Since micro-sprinkler irrigation systems apply water in a manner that can be very precise at meeting your crops water needs, it is recommended that irrigators practice water balance approach regardless of irrigation frequency. The water balance approach involves calculating the daily water use by the crop (ET) and replenishing it on an as needed basis depending on soil water holding capacity and the orchard’s age and rooting depth. Even if soil moisture sensors are in place, the water balance approach is a good tool for monitoring the health of the orchard and the accuracy of sensors. The water balance approach is described in Extension fact sheet 4.707, Irrigation Scheduling: The Water Balance Approach.

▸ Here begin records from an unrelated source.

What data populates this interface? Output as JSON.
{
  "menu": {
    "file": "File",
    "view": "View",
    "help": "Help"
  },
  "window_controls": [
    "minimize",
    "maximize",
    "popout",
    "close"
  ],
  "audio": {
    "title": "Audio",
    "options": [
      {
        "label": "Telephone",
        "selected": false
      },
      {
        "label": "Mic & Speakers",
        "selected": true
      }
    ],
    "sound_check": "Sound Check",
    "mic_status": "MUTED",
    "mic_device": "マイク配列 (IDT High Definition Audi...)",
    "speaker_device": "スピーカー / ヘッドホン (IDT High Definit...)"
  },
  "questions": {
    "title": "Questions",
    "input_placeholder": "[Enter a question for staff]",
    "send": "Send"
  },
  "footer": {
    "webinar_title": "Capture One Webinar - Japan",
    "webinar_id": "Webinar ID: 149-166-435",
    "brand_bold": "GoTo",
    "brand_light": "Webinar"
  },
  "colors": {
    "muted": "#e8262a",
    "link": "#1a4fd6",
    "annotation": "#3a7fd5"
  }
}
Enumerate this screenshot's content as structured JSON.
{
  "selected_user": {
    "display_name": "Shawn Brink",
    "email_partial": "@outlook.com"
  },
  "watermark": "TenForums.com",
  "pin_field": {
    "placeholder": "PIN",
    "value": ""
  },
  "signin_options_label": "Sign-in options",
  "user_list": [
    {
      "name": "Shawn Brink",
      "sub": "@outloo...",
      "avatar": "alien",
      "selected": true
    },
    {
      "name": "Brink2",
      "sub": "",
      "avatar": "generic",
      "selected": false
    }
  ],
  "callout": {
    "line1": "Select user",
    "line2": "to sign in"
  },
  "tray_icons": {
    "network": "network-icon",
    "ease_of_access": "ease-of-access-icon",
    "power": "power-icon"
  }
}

The crop (ET) concept is described in fact sheet 4.715, Crop Water Use and Growth Stages. Different water management methods are also described in fact sheet 4.708, Irrigation Scheduling.
Soil and Water Quality
If your orchard has been diagnosed with high salt levels, this can be mitigated by applying a leaching fraction i.e. extended irrigation, to trees, pushing salts below the root zone. Irrigation water with high pH impairs trees’ ability to absorb key micro-nutrients such as iron but can be neutralized by the injection of acids into the irrigation water. In high salinity areas such as Palisade, there may also be cost-sharing money available to install a micro-sprinkler irrigation system (consult with your local NRCS or Conservation District staff).
More on irrigation water quality is described in Extension fact sheet 0.506, Irrigation Water Quality Criteria and on salinity in Extension fact sheet 0.521, Diagnosing Saline and Sodic Soil Problems.
Fertilizer injection or “fertigation” is also possible with micro-sprinklers but is highly dependent on soil type and if cover crops are already providing some of the tree nutrients. Cover crops grown in the orchard alleyways have the potential to reduce erosion and supply much of the orchard’s required fertility.
Healthy soil and good water quality is an integral part of successful micro-sprinkler irrigation management. Soil and water testing is the best tool for determining if there are salinity, pH or nutrient problems present in your orchard’s soil or irrigation water. For more information on soil and water testing refer to Extension fact sheet 0.520, Selecting an Analytical Laboratory.
1D. Reich, Colorado State University Extension water resource specialist, Western Region, department of agricultural and resource economics.
Ronald Godin, Colorado State University Agricultural Experiment Station and Extension research scientist, agronomy, soils and organic agriculture, Western Colorado Research Center, Rogers Mesa.1Israel Broner, former Colorado State University Extension irrigation specialist and associate professor, department of chemical and bioresource engineering.
Updated Friday, April 19, 2013